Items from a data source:
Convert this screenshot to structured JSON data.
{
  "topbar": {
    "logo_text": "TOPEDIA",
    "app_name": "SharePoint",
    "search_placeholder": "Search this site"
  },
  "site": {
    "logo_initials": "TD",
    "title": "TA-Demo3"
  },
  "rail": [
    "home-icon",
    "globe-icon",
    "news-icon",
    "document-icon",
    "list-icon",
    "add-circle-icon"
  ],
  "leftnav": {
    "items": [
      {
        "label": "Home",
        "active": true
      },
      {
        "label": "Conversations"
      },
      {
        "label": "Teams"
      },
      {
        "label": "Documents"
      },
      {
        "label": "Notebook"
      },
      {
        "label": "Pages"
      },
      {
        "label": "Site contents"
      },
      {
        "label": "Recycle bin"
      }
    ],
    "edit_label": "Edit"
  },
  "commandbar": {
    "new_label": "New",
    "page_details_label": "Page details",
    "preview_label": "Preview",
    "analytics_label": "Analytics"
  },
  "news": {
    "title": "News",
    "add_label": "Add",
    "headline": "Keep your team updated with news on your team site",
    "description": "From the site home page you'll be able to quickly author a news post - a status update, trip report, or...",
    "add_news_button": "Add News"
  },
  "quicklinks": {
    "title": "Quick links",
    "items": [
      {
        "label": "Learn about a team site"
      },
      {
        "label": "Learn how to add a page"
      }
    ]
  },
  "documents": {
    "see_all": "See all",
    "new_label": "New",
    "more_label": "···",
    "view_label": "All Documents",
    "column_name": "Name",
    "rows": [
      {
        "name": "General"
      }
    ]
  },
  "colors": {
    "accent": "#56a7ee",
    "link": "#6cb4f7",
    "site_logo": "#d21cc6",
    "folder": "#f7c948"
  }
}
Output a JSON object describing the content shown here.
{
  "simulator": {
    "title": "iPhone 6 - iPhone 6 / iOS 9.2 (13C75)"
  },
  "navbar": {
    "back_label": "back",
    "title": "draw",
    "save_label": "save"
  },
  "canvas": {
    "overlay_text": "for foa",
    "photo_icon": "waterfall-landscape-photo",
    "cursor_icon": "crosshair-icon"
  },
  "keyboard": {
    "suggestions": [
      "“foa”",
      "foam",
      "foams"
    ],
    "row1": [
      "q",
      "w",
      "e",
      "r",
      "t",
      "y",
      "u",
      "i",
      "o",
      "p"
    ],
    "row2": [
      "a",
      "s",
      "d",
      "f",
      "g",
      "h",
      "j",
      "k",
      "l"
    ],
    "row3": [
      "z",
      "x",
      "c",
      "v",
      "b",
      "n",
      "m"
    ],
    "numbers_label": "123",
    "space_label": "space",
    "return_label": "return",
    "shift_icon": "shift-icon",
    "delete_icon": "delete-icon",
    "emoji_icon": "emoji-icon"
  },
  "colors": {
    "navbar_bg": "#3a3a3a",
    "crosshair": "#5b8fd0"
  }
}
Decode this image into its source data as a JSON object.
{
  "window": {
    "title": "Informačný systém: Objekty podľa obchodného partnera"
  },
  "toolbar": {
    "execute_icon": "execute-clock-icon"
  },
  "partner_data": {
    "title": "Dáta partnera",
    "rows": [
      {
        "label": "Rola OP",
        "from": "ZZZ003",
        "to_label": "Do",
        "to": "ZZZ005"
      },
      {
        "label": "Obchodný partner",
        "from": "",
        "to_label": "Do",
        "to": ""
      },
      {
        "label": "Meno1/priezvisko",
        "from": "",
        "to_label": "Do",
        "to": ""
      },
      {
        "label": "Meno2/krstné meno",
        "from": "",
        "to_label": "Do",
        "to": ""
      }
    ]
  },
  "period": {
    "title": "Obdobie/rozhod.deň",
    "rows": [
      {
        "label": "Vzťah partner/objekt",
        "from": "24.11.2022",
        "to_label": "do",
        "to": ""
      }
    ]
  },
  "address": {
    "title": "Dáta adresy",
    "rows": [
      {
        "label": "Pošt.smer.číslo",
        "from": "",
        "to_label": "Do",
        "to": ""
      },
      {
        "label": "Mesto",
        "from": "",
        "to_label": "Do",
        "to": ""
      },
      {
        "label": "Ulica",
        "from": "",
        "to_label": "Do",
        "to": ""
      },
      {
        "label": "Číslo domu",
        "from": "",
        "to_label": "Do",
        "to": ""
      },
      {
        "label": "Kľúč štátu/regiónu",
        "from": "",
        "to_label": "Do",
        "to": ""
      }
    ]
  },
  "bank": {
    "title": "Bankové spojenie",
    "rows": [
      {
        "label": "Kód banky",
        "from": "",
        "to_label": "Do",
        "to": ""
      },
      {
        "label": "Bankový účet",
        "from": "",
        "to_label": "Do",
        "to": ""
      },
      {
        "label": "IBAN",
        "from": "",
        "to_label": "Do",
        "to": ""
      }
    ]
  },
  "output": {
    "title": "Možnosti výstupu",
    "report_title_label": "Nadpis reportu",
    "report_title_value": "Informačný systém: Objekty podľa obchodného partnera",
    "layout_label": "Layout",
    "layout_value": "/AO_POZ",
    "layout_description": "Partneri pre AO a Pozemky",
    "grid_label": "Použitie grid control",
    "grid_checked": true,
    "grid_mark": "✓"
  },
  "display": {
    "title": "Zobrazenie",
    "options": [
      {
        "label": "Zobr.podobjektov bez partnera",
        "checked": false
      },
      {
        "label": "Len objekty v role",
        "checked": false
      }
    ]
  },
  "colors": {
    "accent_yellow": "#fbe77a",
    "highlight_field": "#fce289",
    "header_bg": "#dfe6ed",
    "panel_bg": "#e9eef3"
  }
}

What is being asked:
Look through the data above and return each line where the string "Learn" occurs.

Response to the exercise:
        "label": "Learn about a team site"
        "label": "Learn how to add a page"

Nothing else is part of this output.